___ Data records ___

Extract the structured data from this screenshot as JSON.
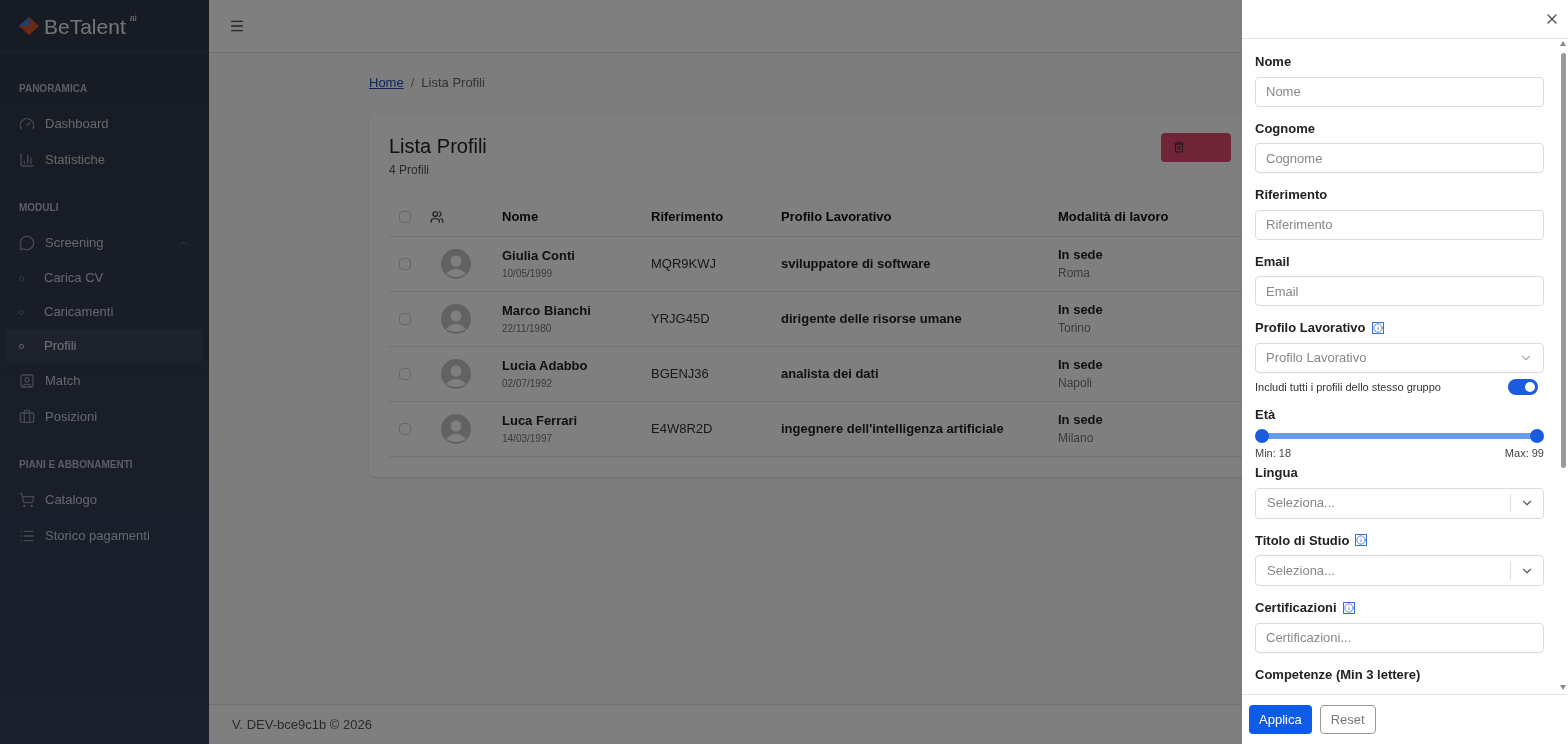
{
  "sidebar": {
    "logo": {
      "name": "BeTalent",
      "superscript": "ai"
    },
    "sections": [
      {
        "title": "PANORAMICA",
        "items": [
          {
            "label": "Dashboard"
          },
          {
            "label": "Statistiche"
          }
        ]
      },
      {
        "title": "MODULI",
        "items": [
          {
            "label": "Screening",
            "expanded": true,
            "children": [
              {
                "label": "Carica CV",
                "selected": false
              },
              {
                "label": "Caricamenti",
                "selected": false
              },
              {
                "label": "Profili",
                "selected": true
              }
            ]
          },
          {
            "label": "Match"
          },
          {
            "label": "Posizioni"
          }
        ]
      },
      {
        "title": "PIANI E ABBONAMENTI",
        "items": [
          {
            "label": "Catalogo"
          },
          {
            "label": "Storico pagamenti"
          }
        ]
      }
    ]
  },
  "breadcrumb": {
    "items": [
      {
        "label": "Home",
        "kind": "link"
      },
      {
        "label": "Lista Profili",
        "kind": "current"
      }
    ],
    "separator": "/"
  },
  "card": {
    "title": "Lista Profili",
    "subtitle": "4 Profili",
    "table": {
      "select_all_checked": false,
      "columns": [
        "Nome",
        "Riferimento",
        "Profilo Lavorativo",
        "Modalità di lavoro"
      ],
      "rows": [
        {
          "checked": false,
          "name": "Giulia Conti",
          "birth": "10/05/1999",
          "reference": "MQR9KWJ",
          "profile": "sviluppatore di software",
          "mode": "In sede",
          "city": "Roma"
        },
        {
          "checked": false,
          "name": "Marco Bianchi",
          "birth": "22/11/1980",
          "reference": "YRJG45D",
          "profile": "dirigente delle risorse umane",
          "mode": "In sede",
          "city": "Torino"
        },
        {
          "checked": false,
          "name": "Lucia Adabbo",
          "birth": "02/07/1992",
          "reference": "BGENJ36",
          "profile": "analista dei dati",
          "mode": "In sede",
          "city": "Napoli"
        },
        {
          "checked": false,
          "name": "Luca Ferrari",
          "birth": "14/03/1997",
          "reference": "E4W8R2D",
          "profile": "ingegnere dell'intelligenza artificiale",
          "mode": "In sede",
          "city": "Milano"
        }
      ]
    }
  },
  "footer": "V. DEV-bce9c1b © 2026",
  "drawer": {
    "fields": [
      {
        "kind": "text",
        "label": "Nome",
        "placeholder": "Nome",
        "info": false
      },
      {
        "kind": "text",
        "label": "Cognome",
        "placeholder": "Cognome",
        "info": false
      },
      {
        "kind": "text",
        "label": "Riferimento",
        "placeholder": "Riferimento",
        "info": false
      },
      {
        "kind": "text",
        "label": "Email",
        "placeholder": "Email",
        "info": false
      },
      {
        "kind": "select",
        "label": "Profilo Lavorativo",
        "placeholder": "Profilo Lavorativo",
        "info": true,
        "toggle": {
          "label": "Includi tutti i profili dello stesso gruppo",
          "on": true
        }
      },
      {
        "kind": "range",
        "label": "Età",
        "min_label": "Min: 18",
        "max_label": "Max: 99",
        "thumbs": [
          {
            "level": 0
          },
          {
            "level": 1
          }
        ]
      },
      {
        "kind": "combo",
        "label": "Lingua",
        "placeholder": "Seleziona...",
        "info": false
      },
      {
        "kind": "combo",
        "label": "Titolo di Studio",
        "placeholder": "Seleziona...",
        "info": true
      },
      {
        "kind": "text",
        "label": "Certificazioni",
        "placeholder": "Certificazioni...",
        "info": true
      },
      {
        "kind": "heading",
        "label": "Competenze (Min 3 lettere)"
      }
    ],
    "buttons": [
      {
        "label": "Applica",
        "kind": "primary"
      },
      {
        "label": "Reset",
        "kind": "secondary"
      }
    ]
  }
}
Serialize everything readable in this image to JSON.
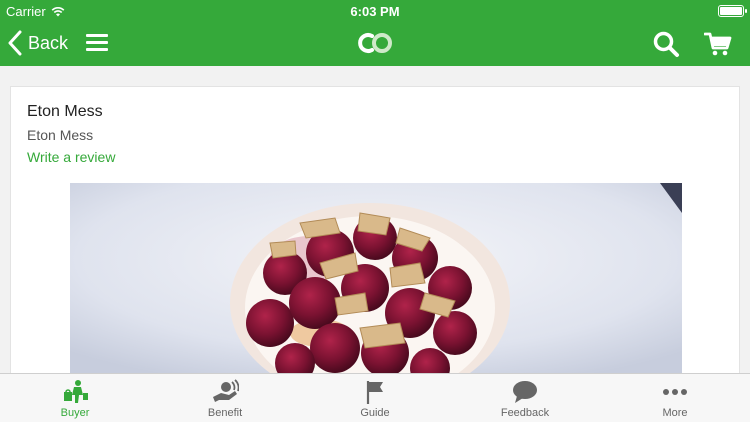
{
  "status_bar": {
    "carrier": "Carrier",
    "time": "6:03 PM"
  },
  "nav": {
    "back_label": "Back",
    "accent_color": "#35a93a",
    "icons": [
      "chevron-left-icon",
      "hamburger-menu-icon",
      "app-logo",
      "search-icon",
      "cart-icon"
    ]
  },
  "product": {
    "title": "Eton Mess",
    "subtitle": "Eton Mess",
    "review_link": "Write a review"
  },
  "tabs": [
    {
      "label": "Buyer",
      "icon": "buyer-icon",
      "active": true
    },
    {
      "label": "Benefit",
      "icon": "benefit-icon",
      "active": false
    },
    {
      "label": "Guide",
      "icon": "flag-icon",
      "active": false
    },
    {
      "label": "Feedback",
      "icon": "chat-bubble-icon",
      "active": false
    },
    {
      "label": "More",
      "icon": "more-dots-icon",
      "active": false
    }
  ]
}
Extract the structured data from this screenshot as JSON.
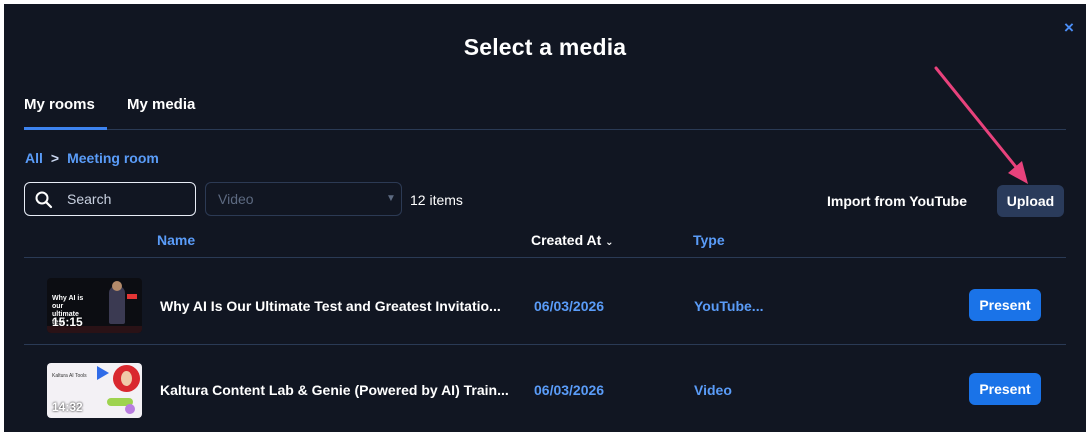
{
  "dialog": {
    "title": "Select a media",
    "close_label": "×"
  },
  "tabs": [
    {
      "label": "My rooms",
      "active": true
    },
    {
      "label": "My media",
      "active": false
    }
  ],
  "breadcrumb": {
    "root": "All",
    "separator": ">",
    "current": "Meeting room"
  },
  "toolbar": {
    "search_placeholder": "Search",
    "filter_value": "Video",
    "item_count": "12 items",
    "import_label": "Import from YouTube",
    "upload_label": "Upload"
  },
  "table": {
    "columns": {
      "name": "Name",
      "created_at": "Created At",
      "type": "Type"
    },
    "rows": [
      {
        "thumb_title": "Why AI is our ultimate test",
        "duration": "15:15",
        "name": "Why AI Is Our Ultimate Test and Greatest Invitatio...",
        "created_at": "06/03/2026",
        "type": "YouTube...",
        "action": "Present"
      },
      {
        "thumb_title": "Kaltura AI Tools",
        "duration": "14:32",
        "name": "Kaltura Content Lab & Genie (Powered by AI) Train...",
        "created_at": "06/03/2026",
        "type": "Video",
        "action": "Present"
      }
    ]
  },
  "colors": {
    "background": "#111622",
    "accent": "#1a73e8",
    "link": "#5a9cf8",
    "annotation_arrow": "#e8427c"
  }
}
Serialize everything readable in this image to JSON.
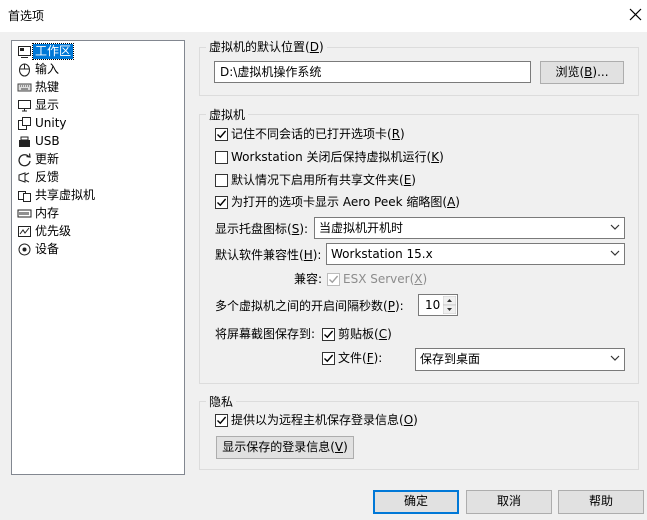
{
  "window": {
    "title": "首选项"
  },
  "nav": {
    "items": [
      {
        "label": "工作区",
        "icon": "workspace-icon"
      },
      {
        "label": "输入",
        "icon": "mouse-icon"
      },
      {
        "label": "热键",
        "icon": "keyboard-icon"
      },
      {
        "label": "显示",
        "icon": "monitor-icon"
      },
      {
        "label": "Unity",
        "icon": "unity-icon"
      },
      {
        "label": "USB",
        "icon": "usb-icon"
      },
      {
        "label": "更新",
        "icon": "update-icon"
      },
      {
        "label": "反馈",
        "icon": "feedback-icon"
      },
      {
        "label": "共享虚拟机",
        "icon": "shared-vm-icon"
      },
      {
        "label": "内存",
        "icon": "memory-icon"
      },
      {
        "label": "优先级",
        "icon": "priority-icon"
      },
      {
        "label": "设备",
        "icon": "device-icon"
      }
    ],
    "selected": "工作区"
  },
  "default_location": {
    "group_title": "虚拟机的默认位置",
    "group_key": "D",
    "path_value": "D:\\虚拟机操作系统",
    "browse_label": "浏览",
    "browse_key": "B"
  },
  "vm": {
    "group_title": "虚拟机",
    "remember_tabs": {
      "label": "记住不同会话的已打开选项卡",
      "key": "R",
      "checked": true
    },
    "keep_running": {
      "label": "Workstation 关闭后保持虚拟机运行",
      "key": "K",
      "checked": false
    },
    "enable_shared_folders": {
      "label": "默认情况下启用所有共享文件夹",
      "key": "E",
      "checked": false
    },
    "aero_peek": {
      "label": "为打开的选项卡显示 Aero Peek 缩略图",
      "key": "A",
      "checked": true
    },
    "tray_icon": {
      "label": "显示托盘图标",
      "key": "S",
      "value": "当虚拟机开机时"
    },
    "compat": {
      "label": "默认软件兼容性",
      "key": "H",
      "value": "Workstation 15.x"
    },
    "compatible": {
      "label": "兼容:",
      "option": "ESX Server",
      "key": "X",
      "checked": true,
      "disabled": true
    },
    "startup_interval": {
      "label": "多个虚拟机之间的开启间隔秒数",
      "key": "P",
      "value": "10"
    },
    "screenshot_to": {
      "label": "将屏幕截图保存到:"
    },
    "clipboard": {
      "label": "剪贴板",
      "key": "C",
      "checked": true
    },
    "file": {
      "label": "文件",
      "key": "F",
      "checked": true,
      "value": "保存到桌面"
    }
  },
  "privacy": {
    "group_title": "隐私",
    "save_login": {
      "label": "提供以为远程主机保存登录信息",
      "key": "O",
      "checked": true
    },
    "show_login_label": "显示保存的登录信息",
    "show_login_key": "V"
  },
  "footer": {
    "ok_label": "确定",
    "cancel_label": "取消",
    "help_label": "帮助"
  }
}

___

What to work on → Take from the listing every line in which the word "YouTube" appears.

Exercise output →
    "import_label": "Import from YouTube",
        "type": "YouTube...",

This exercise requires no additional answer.